> [Problem to solve]: The whole listing, please: repeat it exactly, with the pictures left out.

══ Extracted entries

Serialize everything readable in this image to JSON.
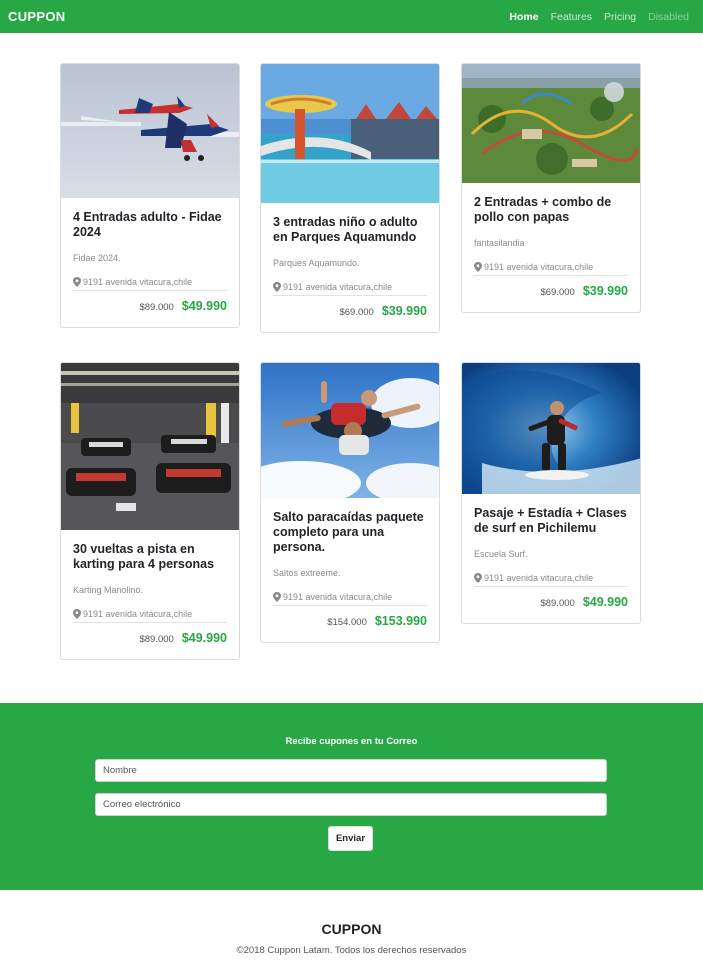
{
  "nav": {
    "brand": "CUPPON",
    "links": [
      {
        "label": "Home",
        "state": "active"
      },
      {
        "label": "Features",
        "state": "normal"
      },
      {
        "label": "Pricing",
        "state": "normal"
      },
      {
        "label": "Disabled",
        "state": "disabled"
      }
    ]
  },
  "deals": [
    {
      "title": "4 Entradas adulto - Fidae 2024",
      "subtitle": "Fidae 2024.",
      "location": "9191 avenida vitacura,chile",
      "old_price": "$89.000",
      "new_price": "$49.990",
      "image": "airshow-planes"
    },
    {
      "title": "3 entradas niño o adulto en Parques Aquamundo",
      "subtitle": "Parques Aquamundo.",
      "location": "9191 avenida vitacura,chile",
      "old_price": "$69.000",
      "new_price": "$39.990",
      "image": "water-park"
    },
    {
      "title": "2 Entradas + combo de pollo con papas",
      "subtitle": "fantasilandia",
      "location": "9191 avenida vitacura,chile",
      "old_price": "$69.000",
      "new_price": "$39.990",
      "image": "amusement-park-aerial"
    },
    {
      "title": "30 vueltas a pista en karting para 4 personas",
      "subtitle": "Karting Manolino.",
      "location": "9191 avenida vitacura,chile",
      "old_price": "$89.000",
      "new_price": "$49.990",
      "image": "go-karts"
    },
    {
      "title": "Salto paracaídas paquete completo para una persona.",
      "subtitle": "Saltos extreeme.",
      "location": "9191 avenida vitacura,chile",
      "old_price": "$154.000",
      "new_price": "$153.990",
      "image": "skydiving"
    },
    {
      "title": "Pasaje + Estadía + Clases de surf en Pichilemu",
      "subtitle": "Escuela Surf.",
      "location": "9191 avenida vitacura,chile",
      "old_price": "$89.000",
      "new_price": "$49.990",
      "image": "surfer-wave"
    }
  ],
  "subscribe": {
    "title": "Recibe cupones en tu Correo",
    "name_placeholder": "Nombre",
    "email_placeholder": "Correo electrónico",
    "button": "Enviar"
  },
  "footer": {
    "brand": "CUPPON",
    "copyright": "©2018 Cuppon Latam. Todos los derechos reservados"
  },
  "colors": {
    "accent": "#28a745"
  }
}
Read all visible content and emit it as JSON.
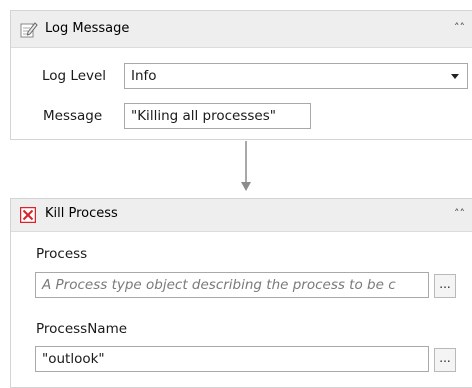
{
  "log_activity": {
    "title": "Log Message",
    "icon": "log-message-icon",
    "level_label": "Log Level",
    "level_value": "Info",
    "message_label": "Message",
    "message_value": "\"Killing all processes\""
  },
  "kill_activity": {
    "title": "Kill Process",
    "icon": "kill-process-icon",
    "process_label": "Process",
    "process_placeholder": "A Process type object describing the process to be c",
    "process_name_label": "ProcessName",
    "process_name_value": "\"outlook\"",
    "browse_label": "..."
  },
  "colors": {
    "header_bg": "#eeeeee",
    "border": "#d4d4d4",
    "kill_icon": "#d9242b",
    "connector": "#8c8c8c"
  }
}
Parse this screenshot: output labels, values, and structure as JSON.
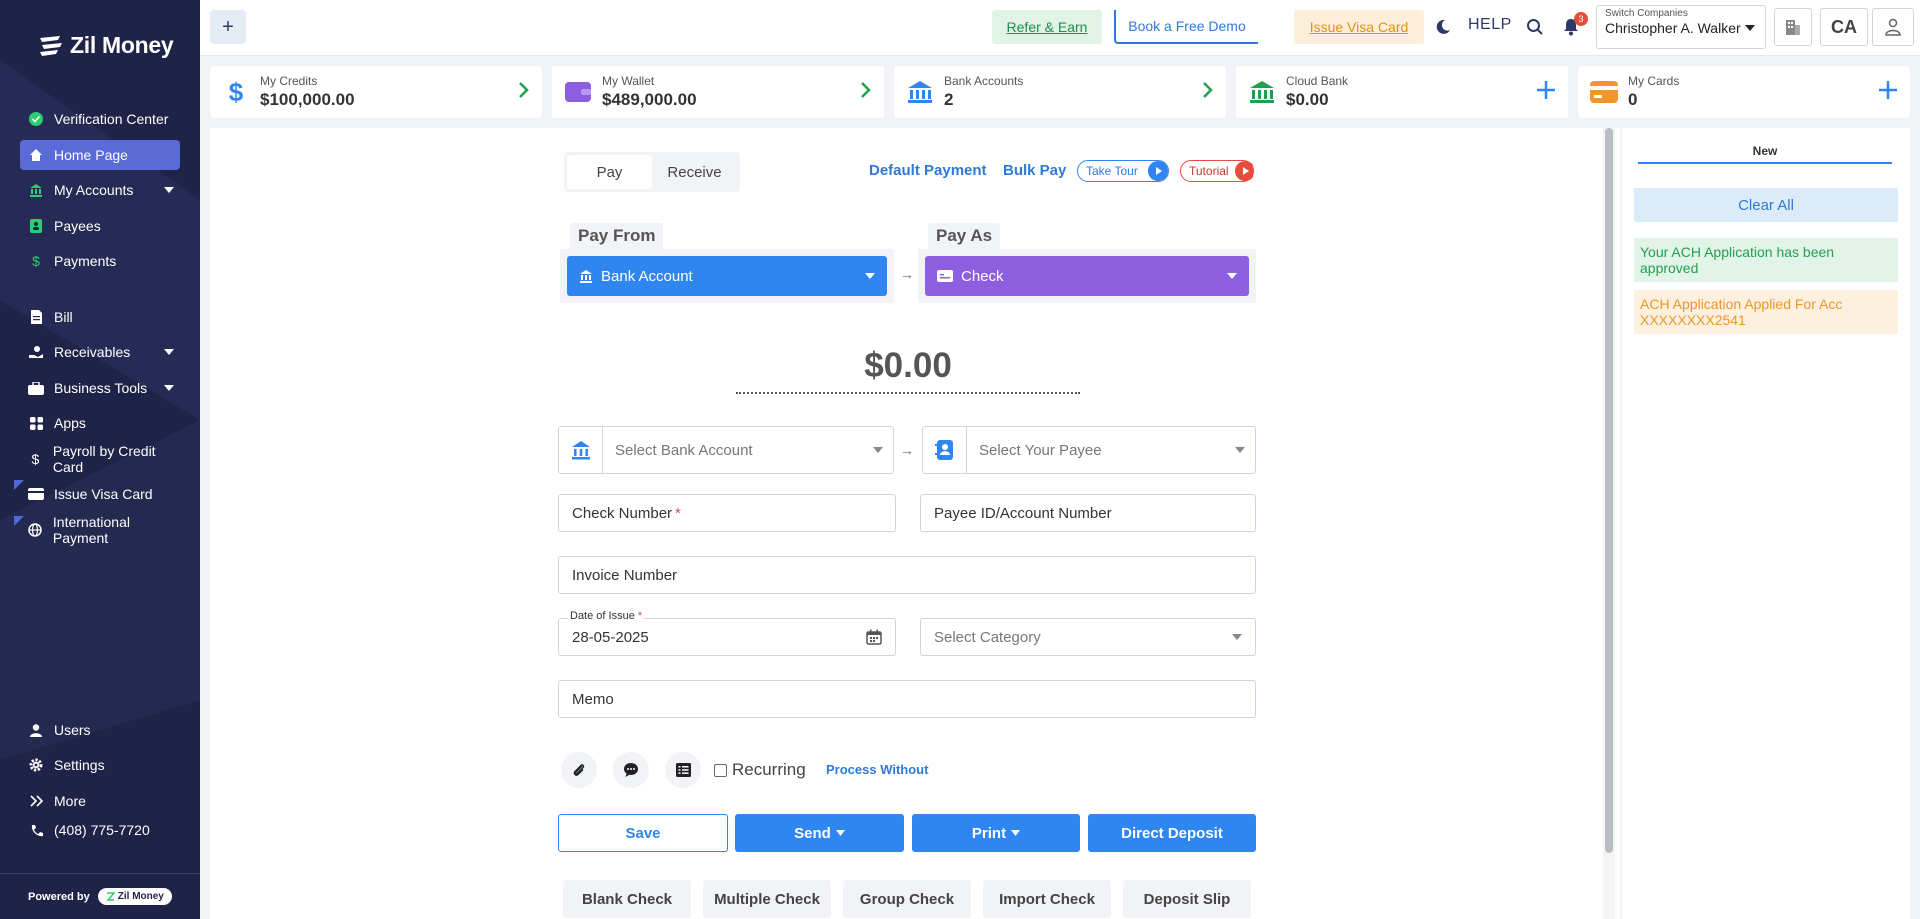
{
  "brand": {
    "name": "Zil Money",
    "powered_by": "Powered by",
    "powered_brand": "Zil Money"
  },
  "sidebar": {
    "items": [
      {
        "label": "Verification Center",
        "icon": "check-circle-icon"
      },
      {
        "label": "Home Page",
        "icon": "home-icon",
        "active": true
      },
      {
        "label": "My Accounts",
        "icon": "bank-icon"
      },
      {
        "label": "Payees",
        "icon": "contact-icon"
      },
      {
        "label": "Payments",
        "icon": "dollar-icon"
      },
      {
        "label": "Bill",
        "icon": "bill-icon"
      },
      {
        "label": "Receivables",
        "icon": "receive-icon"
      },
      {
        "label": "Business Tools",
        "icon": "briefcase-icon"
      },
      {
        "label": "Apps",
        "icon": "apps-icon"
      },
      {
        "label": "Payroll by Credit Card",
        "icon": "dollar-icon"
      },
      {
        "label": "Issue Visa Card",
        "icon": "card-icon"
      },
      {
        "label": "International Payment",
        "icon": "globe-icon"
      }
    ],
    "bottom_items": [
      {
        "label": "Users",
        "icon": "user-icon"
      },
      {
        "label": "Settings",
        "icon": "gear-icon"
      },
      {
        "label": "More",
        "icon": "double-chevron-icon"
      },
      {
        "label": "(408) 775-7720",
        "icon": "phone-icon"
      }
    ]
  },
  "topbar": {
    "plus": "+",
    "refer": "Refer & Earn",
    "demo": "Book a Free Demo",
    "issue_visa": "Issue Visa Card",
    "help": "HELP",
    "notification_count": "3",
    "switch_label": "Switch Companies",
    "company": "Christopher A. Walker",
    "initials": "CA"
  },
  "cards": [
    {
      "title": "My Credits",
      "value": "$100,000.00",
      "action": "arrow",
      "color": "#2f86f0"
    },
    {
      "title": "My Wallet",
      "value": "$489,000.00",
      "action": "arrow",
      "color": "#8e5ee0"
    },
    {
      "title": "Bank Accounts",
      "value": "2",
      "action": "arrow",
      "color": "#2f86f0"
    },
    {
      "title": "Cloud Bank",
      "value": "$0.00",
      "action": "plus",
      "color": "#1fa04f"
    },
    {
      "title": "My Cards",
      "value": "0",
      "action": "plus",
      "color": "#f0962a"
    }
  ],
  "payment": {
    "tab_pay": "Pay",
    "tab_receive": "Receive",
    "default_payment": "Default Payment",
    "bulk_pay": "Bulk Pay",
    "take_tour": "Take Tour",
    "tutorial": "Tutorial",
    "pay_from_label": "Pay From",
    "pay_from_value": "Bank Account",
    "pay_as_label": "Pay As",
    "pay_as_value": "Check",
    "amount": "$0.00",
    "bank_placeholder": "Select Bank Account",
    "payee_placeholder": "Select Your Payee",
    "check_number": "Check Number",
    "payee_id": "Payee ID/Account Number",
    "invoice_number": "Invoice Number",
    "date_label": "Date of Issue",
    "date_value": "28-05-2025",
    "category_placeholder": "Select Category",
    "memo": "Memo",
    "recurring": "Recurring",
    "process_without": "Process Without",
    "required_mark": "*",
    "arrow": "→"
  },
  "actions": {
    "save": "Save",
    "send": "Send",
    "print": "Print",
    "direct_deposit": "Direct Deposit"
  },
  "bottom_tabs": [
    "Blank Check",
    "Multiple Check",
    "Group Check",
    "Import Check",
    "Deposit Slip"
  ],
  "notifications": {
    "tab": "New",
    "clear_all": "Clear All",
    "items": [
      {
        "text": "Your ACH Application has been approved",
        "status": "success"
      },
      {
        "text": "ACH Application Applied For Acc XXXXXXXX2541",
        "status": "warning"
      }
    ]
  },
  "colors": {
    "sidebar": "#1f2347",
    "accent": "#2f86f0",
    "pay_from": "#2f86f0",
    "pay_as": "#8e5ee0",
    "active_nav": "#5a6bd8"
  }
}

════

> [Answer for the task]:
Serialize everything readable in this image to JSON.
{
  "nav": {
    "brand": "CUPPON",
    "links": [
      {
        "label": "Home",
        "state": "active"
      },
      {
        "label": "Features",
        "state": "normal"
      },
      {
        "label": "Pricing",
        "state": "normal"
      },
      {
        "label": "Disabled",
        "state": "disabled"
      }
    ]
  },
  "deals": [
    {
      "title": "4 Entradas adulto - Fidae 2024",
      "subtitle": "Fidae 2024.",
      "location": "9191 avenida vitacura,chile",
      "old_price": "$89.000",
      "new_price": "$49.990",
      "image": "airshow-planes"
    },
    {
      "title": "3 entradas niño o adulto en Parques Aquamundo",
      "subtitle": "Parques Aquamundo.",
      "location": "9191 avenida vitacura,chile",
      "old_price": "$69.000",
      "new_price": "$39.990",
      "image": "water-park"
    },
    {
      "title": "2 Entradas + combo de pollo con papas",
      "subtitle": "fantasilandia",
      "location": "9191 avenida vitacura,chile",
      "old_price": "$69.000",
      "new_price": "$39.990",
      "image": "amusement-park-aerial"
    },
    {
      "title": "30 vueltas a pista en karting para 4 personas",
      "subtitle": "Karting Manolino.",
      "location": "9191 avenida vitacura,chile",
      "old_price": "$89.000",
      "new_price": "$49.990",
      "image": "go-karts"
    },
    {
      "title": "Salto paracaídas paquete completo para una persona.",
      "subtitle": "Saltos extreeme.",
      "location": "9191 avenida vitacura,chile",
      "old_price": "$154.000",
      "new_price": "$153.990",
      "image": "skydiving"
    },
    {
      "title": "Pasaje + Estadía + Clases de surf en Pichilemu",
      "subtitle": "Escuela Surf.",
      "location": "9191 avenida vitacura,chile",
      "old_price": "$89.000",
      "new_price": "$49.990",
      "image": "surfer-wave"
    }
  ],
  "subscribe": {
    "title": "Recibe cupones en tu Correo",
    "name_placeholder": "Nombre",
    "email_placeholder": "Correo electrónico",
    "button": "Enviar"
  },
  "footer": {
    "brand": "CUPPON",
    "copyright": "©2018 Cuppon Latam. Todos los derechos reservados"
  },
  "colors": {
    "accent": "#28a745"
  }
}
Read all visible content and emit it as JSON.
{
  "log_activity": {
    "title": "Log Message",
    "icon": "log-message-icon",
    "level_label": "Log Level",
    "level_value": "Info",
    "message_label": "Message",
    "message_value": "\"Killing all processes\""
  },
  "kill_activity": {
    "title": "Kill Process",
    "icon": "kill-process-icon",
    "process_label": "Process",
    "process_placeholder": "A Process type object describing the process to be c",
    "process_name_label": "ProcessName",
    "process_name_value": "\"outlook\"",
    "browse_label": "..."
  },
  "colors": {
    "header_bg": "#eeeeee",
    "border": "#d4d4d4",
    "kill_icon": "#d9242b",
    "connector": "#8c8c8c"
  }
}
Parse this screenshot: output labels, values, and structure as JSON.
{
  "brand": {
    "name": "Zil Money",
    "powered_by": "Powered by",
    "powered_brand": "Zil Money"
  },
  "sidebar": {
    "items": [
      {
        "label": "Verification Center",
        "icon": "check-circle-icon"
      },
      {
        "label": "Home Page",
        "icon": "home-icon",
        "active": true
      },
      {
        "label": "My Accounts",
        "icon": "bank-icon"
      },
      {
        "label": "Payees",
        "icon": "contact-icon"
      },
      {
        "label": "Payments",
        "icon": "dollar-icon"
      },
      {
        "label": "Bill",
        "icon": "bill-icon"
      },
      {
        "label": "Receivables",
        "icon": "receive-icon"
      },
      {
        "label": "Business Tools",
        "icon": "briefcase-icon"
      },
      {
        "label": "Apps",
        "icon": "apps-icon"
      },
      {
        "label": "Payroll by Credit Card",
        "icon": "dollar-icon"
      },
      {
        "label": "Issue Visa Card",
        "icon": "card-icon"
      },
      {
        "label": "International Payment",
        "icon": "globe-icon"
      }
    ],
    "bottom_items": [
      {
        "label": "Users",
        "icon": "user-icon"
      },
      {
        "label": "Settings",
        "icon": "gear-icon"
      },
      {
        "label": "More",
        "icon": "double-chevron-icon"
      },
      {
        "label": "(408) 775-7720",
        "icon": "phone-icon"
      }
    ]
  },
  "topbar": {
    "plus": "+",
    "refer": "Refer & Earn",
    "demo": "Book a Free Demo",
    "issue_visa": "Issue Visa Card",
    "help": "HELP",
    "notification_count": "3",
    "switch_label": "Switch Companies",
    "company": "Christopher A. Walker",
    "initials": "CA"
  },
  "cards": [
    {
      "title": "My Credits",
      "value": "$100,000.00",
      "action": "arrow",
      "color": "#2f86f0"
    },
    {
      "title": "My Wallet",
      "value": "$489,000.00",
      "action": "arrow",
      "color": "#8e5ee0"
    },
    {
      "title": "Bank Accounts",
      "value": "2",
      "action": "arrow",
      "color": "#2f86f0"
    },
    {
      "title": "Cloud Bank",
      "value": "$0.00",
      "action": "plus",
      "color": "#1fa04f"
    },
    {
      "title": "My Cards",
      "value": "0",
      "action": "plus",
      "color": "#f0962a"
    }
  ],
  "payment": {
    "tab_pay": "Pay",
    "tab_receive": "Receive",
    "default_payment": "Default Payment",
    "bulk_pay": "Bulk Pay",
    "take_tour": "Take Tour",
    "tutorial": "Tutorial",
    "pay_from_label": "Pay From",
    "pay_from_value": "Bank Account",
    "pay_as_label": "Pay As",
    "pay_as_value": "Check",
    "amount": "$0.00",
    "bank_placeholder": "Select Bank Account",
    "payee_placeholder": "Select Your Payee",
    "check_number": "Check Number",
    "payee_id": "Payee ID/Account Number",
    "invoice_number": "Invoice Number",
    "date_label": "Date of Issue",
    "date_value": "28-05-2025",
    "category_placeholder": "Select Category",
    "memo": "Memo",
    "recurring": "Recurring",
    "process_without": "Process Without",
    "required_mark": "*",
    "arrow": "→"
  },
  "actions": {
    "save": "Save",
    "send": "Send",
    "print": "Print",
    "direct_deposit": "Direct Deposit"
  },
  "bottom_tabs": [
    "Blank Check",
    "Multiple Check",
    "Group Check",
    "Import Check",
    "Deposit Slip"
  ],
  "notifications": {
    "tab": "New",
    "clear_all": "Clear All",
    "items": [
      {
        "text": "Your ACH Application has been approved",
        "status": "success"
      },
      {
        "text": "ACH Application Applied For Acc XXXXXXXX2541",
        "status": "warning"
      }
    ]
  },
  "colors": {
    "sidebar": "#1f2347",
    "accent": "#2f86f0",
    "pay_from": "#2f86f0",
    "pay_as": "#8e5ee0",
    "active_nav": "#5a6bd8"
  }
}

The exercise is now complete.